Houston survived a number of tricky situations and some close calls that luckily leaned in their favor to come back from down 3-0 to eventually emerge as 4-3 winners.
Bud Norris had a decent time on the mound, free of frills or disasters. In his last 11 starts, the Astros have scored three or less runs. It’s difficult for any pitcher to work confidently thinking that he isn’t going to have good support from his offense, but Norris kept his chin up and went six innings earning just two of the three runs.
J.D. Martinez was the game’s poster-boy, as he followed two quick two-out singles by Jose Altuve and Chris Carter with a monster home run to left field, to the dismay of the Wrigley faithful. It was an illustration of just how effective a swift stretch of confident hitting can make the difference, even if it’s contrary to the flow of the game.
In June, the Astros have scored 48.5 percent of their runs via home runs, second in the league only to the Toronto Blue Jays. It’s a common phenomenon with struggling teams, who may not be efficiently stringing good at-bats together but are surviving with moments of glory.
The top of the ninth inning hinted at the growth of the Astros, who led off with a Justin Maxwell double and proceeded to play clever small-ball from there on in. Back-to-back sacrifice squeeze bunts moved Maxwell from second to third and then home, scoring the go-ahead run.

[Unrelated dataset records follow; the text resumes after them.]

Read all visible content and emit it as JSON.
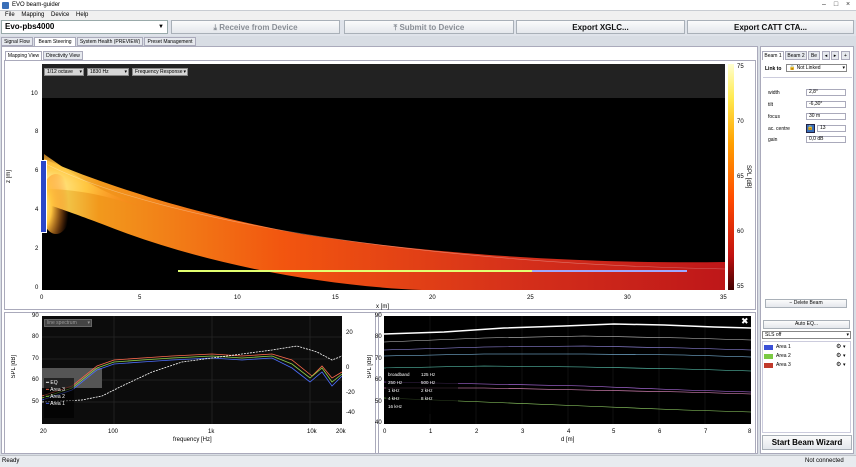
{
  "window": {
    "title": "EVO beam-guider"
  },
  "menu": [
    "File",
    "Mapping",
    "Device",
    "Help"
  ],
  "toolbar": {
    "device": "Evo-pbs4000",
    "receive": "Receive from Device",
    "submit": "Submit to Device",
    "export_xglc": "Export XGLC...",
    "export_catt": "Export CATT CTA..."
  },
  "main_tabs": [
    "Signal Flow",
    "Beam Steering",
    "System Health (PREVIEW)",
    "Preset Management"
  ],
  "view_tabs": [
    "Mapping View",
    "Directivity View"
  ],
  "mapping": {
    "octave": "1/12 octave",
    "freq": "1830 Hz",
    "mode": "Frequency Response",
    "xlabel": "x [m]",
    "ylabel": "z [m]",
    "colorbar_label": "SPL [dB]",
    "x_ticks": [
      "0",
      "5",
      "10",
      "15",
      "20",
      "25",
      "30",
      "35"
    ],
    "y_ticks": [
      "0",
      "2",
      "4",
      "6",
      "8",
      "10"
    ],
    "cb_ticks": [
      "75",
      "70",
      "65",
      "60",
      "55"
    ]
  },
  "spectrum": {
    "mode": "line spectrum",
    "xlabel": "frequency [Hz]",
    "ylabel": "SPL [dB]",
    "x_ticks": [
      "20",
      "100",
      "1k",
      "10k",
      "20k"
    ],
    "y_ticks": [
      "90",
      "80",
      "70",
      "60",
      "50"
    ],
    "y2_ticks": [
      "20",
      "0",
      "-20",
      "-40"
    ],
    "legend": [
      {
        "name": "EQ",
        "color": "#ffffff"
      },
      {
        "name": "Area 3",
        "color": "#ff6a4d"
      },
      {
        "name": "Area 2",
        "color": "#8fd34a"
      },
      {
        "name": "Area 1",
        "color": "#4d6fff"
      }
    ]
  },
  "distance": {
    "xlabel": "d [m]",
    "ylabel": "SPL [dB]",
    "x_ticks": [
      "0",
      "1",
      "2",
      "3",
      "4",
      "5",
      "6",
      "7",
      "8"
    ],
    "y_ticks": [
      "90",
      "80",
      "70",
      "60",
      "50",
      "40"
    ],
    "legend": [
      {
        "name": "broadband",
        "color": "#ffffff"
      },
      {
        "name": "125 Hz",
        "color": "#ffffff"
      },
      {
        "name": "250 Hz",
        "color": "#ffffff"
      },
      {
        "name": "500 Hz",
        "color": "#ffffff"
      },
      {
        "name": "1 kHz",
        "color": "#ffffff"
      },
      {
        "name": "2 kHz",
        "color": "#ffffff"
      },
      {
        "name": "4 kHz",
        "color": "#ffffff"
      },
      {
        "name": "8 kHz",
        "color": "#ffffff"
      },
      {
        "name": "16 kHz",
        "color": "#ffffff"
      }
    ]
  },
  "right_panel": {
    "beam_tabs": [
      "Beam 1",
      "Beam 2",
      "Be"
    ],
    "link_label": "Link to",
    "link_value": "Not Linked",
    "width_label": "width",
    "width_value": "2,8°",
    "tilt_label": "tilt",
    "tilt_value": "-6,30°",
    "focus_label": "focus",
    "focus_value": "30 m",
    "centre_label": "ac. centre",
    "centre_value": "13",
    "gain_label": "gain",
    "gain_value": "0,0 dB",
    "delete_beam": "Delete Beam",
    "auto_eq": "Auto EQ...",
    "sls": "SLS off",
    "areas": [
      {
        "name": "Area 1",
        "color": "#3b50d6"
      },
      {
        "name": "Area 2",
        "color": "#7ac943"
      },
      {
        "name": "Area 3",
        "color": "#c0392b"
      }
    ],
    "start_wizard": "Start Beam Wizard"
  },
  "status": {
    "left": "Ready",
    "right": "Not connected"
  }
}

Jose Veras earned his sixth save of June with rapid, aggressive work from the mound, adding to his pedigree as a reliable closer. Tomorrow, the Astros will send Jordan Lyles to the mound, who is looking to stay white-hot.

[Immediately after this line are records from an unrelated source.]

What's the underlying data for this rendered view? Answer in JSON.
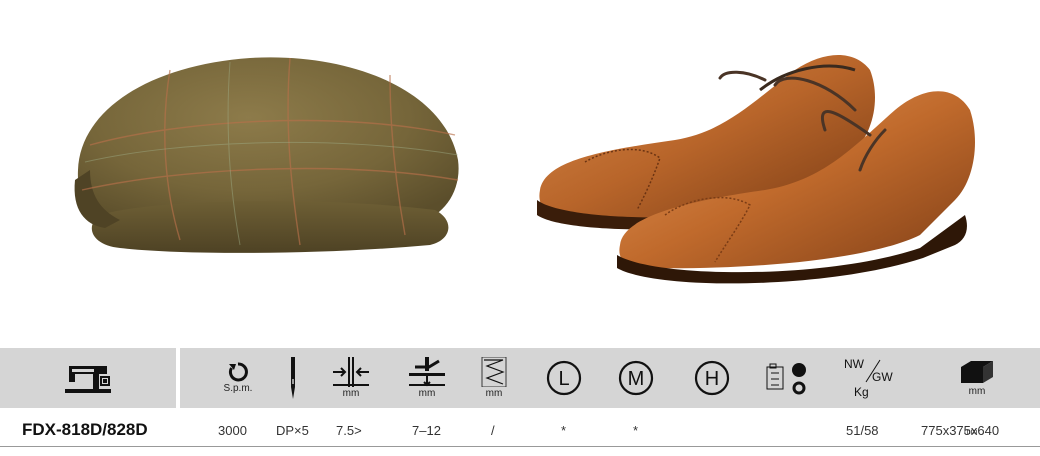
{
  "header": {
    "speed_unit": "S.p.m.",
    "stitch_unit": "mm",
    "lift_unit": "mm",
    "feed_unit": "mm",
    "hook_l": "L",
    "hook_m": "M",
    "hook_h": "H",
    "weight_top": "NW",
    "weight_mid": "GW",
    "weight_bottom": "Kg",
    "size_unit": "mm"
  },
  "row": {
    "model": "FDX-818D/828D",
    "speed": "3000",
    "needle": "DP×5",
    "stitch_length": "7.5>",
    "presser_lift": "7–12",
    "feed": "/",
    "hook_l": "*",
    "hook_m": "*",
    "weight": "51/58",
    "size": "775x375x640",
    "size_unit": "mm"
  },
  "colors": {
    "header_bg": "#d5d5d5",
    "cap_tweed": "#7a6a3e",
    "shoe_leather": "#b8652a"
  },
  "icons": {
    "machine": "sewing-machine-icon",
    "speed": "rotation-icon",
    "needle": "needle-icon",
    "stitch": "stitch-length-icon",
    "lift": "presser-foot-lift-icon",
    "feed": "feed-icon",
    "hook_l": "circle-l-icon",
    "hook_m": "circle-m-icon",
    "hook_h": "circle-h-icon",
    "lubrication": "lubrication-icon",
    "weight": "weight-icon",
    "size": "box-size-icon"
  }
}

For the month of June, the Astros have the lowest batting average in the American League and the Cubs represent the lowest in the National League. Two struggling teams can offer as much excitement as two competitors at the top of their games, and though the outcome won’t have too much bearing in the big scheme, Sunday’s tie-breaker should provide some fun indeed.